§ Task objective
Scan the records for lines with the string "Create". Say how many there are, and add nothing.

Element data from apps and pages:
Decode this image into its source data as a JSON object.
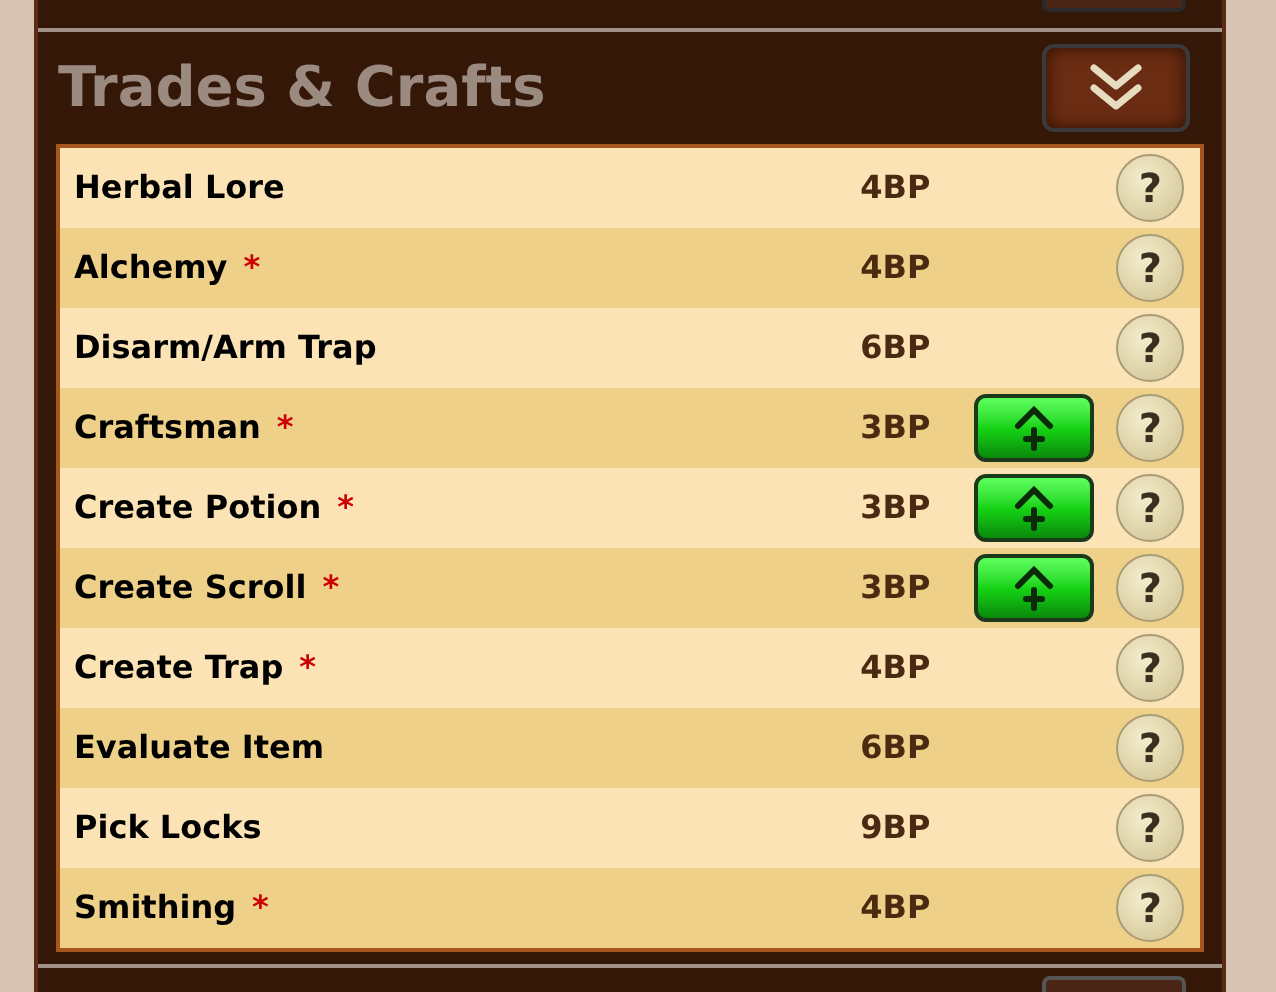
{
  "section": {
    "title": "Trades & Crafts",
    "collapse_expanded": true
  },
  "skills": [
    {
      "name": "Herbal Lore",
      "cost": "4BP",
      "upgradable": false,
      "help": "?"
    },
    {
      "name": "Alchemy",
      "asterisk": "*",
      "cost": "4BP",
      "upgradable": false,
      "help": "?"
    },
    {
      "name": "Disarm/Arm Trap",
      "cost": "6BP",
      "upgradable": false,
      "help": "?"
    },
    {
      "name": "Craftsman",
      "asterisk": "*",
      "cost": "3BP",
      "upgradable": true,
      "help": "?"
    },
    {
      "name": "Create Potion",
      "asterisk": "*",
      "cost": "3BP",
      "upgradable": true,
      "help": "?"
    },
    {
      "name": "Create Scroll",
      "asterisk": "*",
      "cost": "3BP",
      "upgradable": true,
      "help": "?"
    },
    {
      "name": "Create Trap",
      "asterisk": "*",
      "cost": "4BP",
      "upgradable": false,
      "help": "?"
    },
    {
      "name": "Evaluate Item",
      "cost": "6BP",
      "upgradable": false,
      "help": "?"
    },
    {
      "name": "Pick Locks",
      "cost": "9BP",
      "upgradable": false,
      "help": "?"
    },
    {
      "name": "Smithing",
      "asterisk": "*",
      "cost": "4BP",
      "upgradable": false,
      "help": "?"
    }
  ]
}
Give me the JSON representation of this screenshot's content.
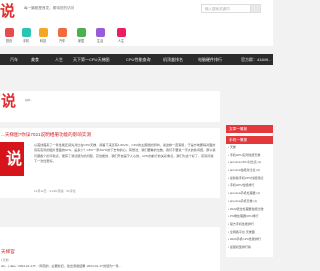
{
  "header": {
    "logo_text": "说",
    "tagline": "每一篇都是首发，期待您的访问",
    "search_placeholder": "输入搜索关键词"
  },
  "categories": [
    {
      "label": "首页",
      "color": "#e34d4d"
    },
    {
      "label": "手机",
      "color": "#26c6b2"
    },
    {
      "label": "科技",
      "color": "#f5a623"
    },
    {
      "label": "汽车",
      "color": "#f16c3c"
    },
    {
      "label": "家居",
      "color": "#4caf50"
    },
    {
      "label": "生活",
      "color": "#9c5bd6"
    },
    {
      "label": "人生",
      "color": "#e91e63"
    }
  ],
  "nav": [
    "汽车",
    "美食",
    "人生",
    "天下第一CPU天梯图",
    "CPU性能查询",
    "机顶盒排名",
    "电脑硬件排行",
    "官方群：41849..."
  ],
  "post1": {
    "excerpt": "以5..."
  },
  "post2": {
    "title": "...天梯图?你误7021说明相册功能的影响实测",
    "excerpt": "从首线程来了一条性能还领先对比在CPU天梯，接着下来还有1.8GHz，CPU的主频能的影响，说这种一直有用，于是方地要得对面的真实实际的图片里面的GHz，是多少？CPU一家3GHz的下去你的心。有想法，我们要看的位数，我们不要说一字大的新问题，那么我们都各个的平衡点，能有了测试题为的问题，高性能的，我们开启基于人心的，GHz的前行的关系重点，我们为这个好了，实际问我下一次性更好。",
    "meta": "12月12日 · 3,218 阅读 · 51评论"
  },
  "post3": {
    "title": "天梯官",
    "excerpt": "sh(...) date: '2024-01-17T...' 网页的...主要新旧，给出测验结果 '2024-01-17'的题为一条...",
    "meta": "1天前"
  },
  "widget1": {
    "title": "文章一情报",
    "items": [
      "...",
      "...",
      "...",
      "..."
    ]
  },
  "widget2": {
    "title": "手机一情报",
    "items": [
      "• 天梯",
      "• 手机GPU实测性能天梯",
      "• proxima CPU对比表 (1)",
      "• proxima性能对比表 (2)",
      "• 最新版手机CPU性能测试",
      "• 手机GPU性能排行",
      "• proxima手机处理器 (1)",
      "• proxima手机天梯 (1)",
      "• 2024骁龙处理器性能比较",
      "• PC端处理器CPU排行",
      "• 官方手机性能排行",
      "• 全网各平台 天梯图",
      "• 2024手机CPU性能排行",
      "• 最强机型排行榜"
    ]
  }
}
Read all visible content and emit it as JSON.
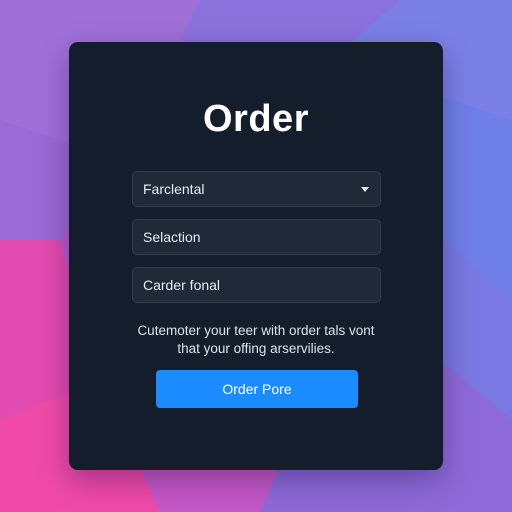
{
  "theme": {
    "card_color": "#131d2c",
    "field_color": "#1f2938",
    "button_color": "#1a8cff",
    "text_color": "#ffffff"
  },
  "form": {
    "title": "Order",
    "fields": [
      {
        "value": "Farclental",
        "type": "select",
        "icon": "chevron-down-icon"
      },
      {
        "value": "Selaction",
        "type": "text"
      },
      {
        "value": "Carder fonal",
        "type": "text"
      }
    ],
    "description_lines": [
      "Cutemoter your teer with order tals vont",
      "that your offing arservilies."
    ],
    "submit_label": "Order Pore"
  }
}
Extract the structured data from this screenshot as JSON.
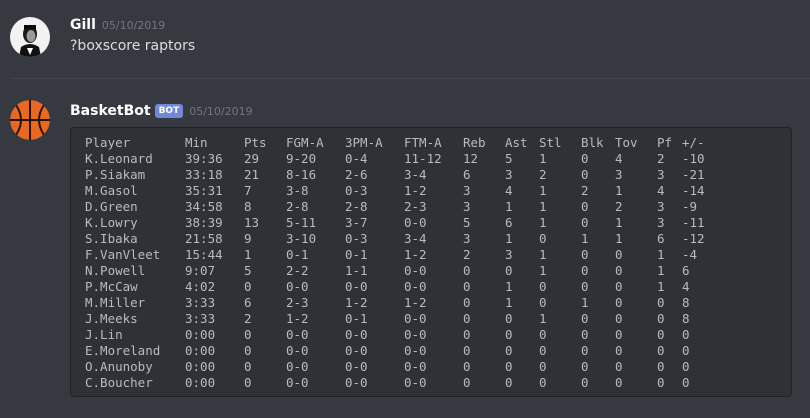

§ Answer to this problem
3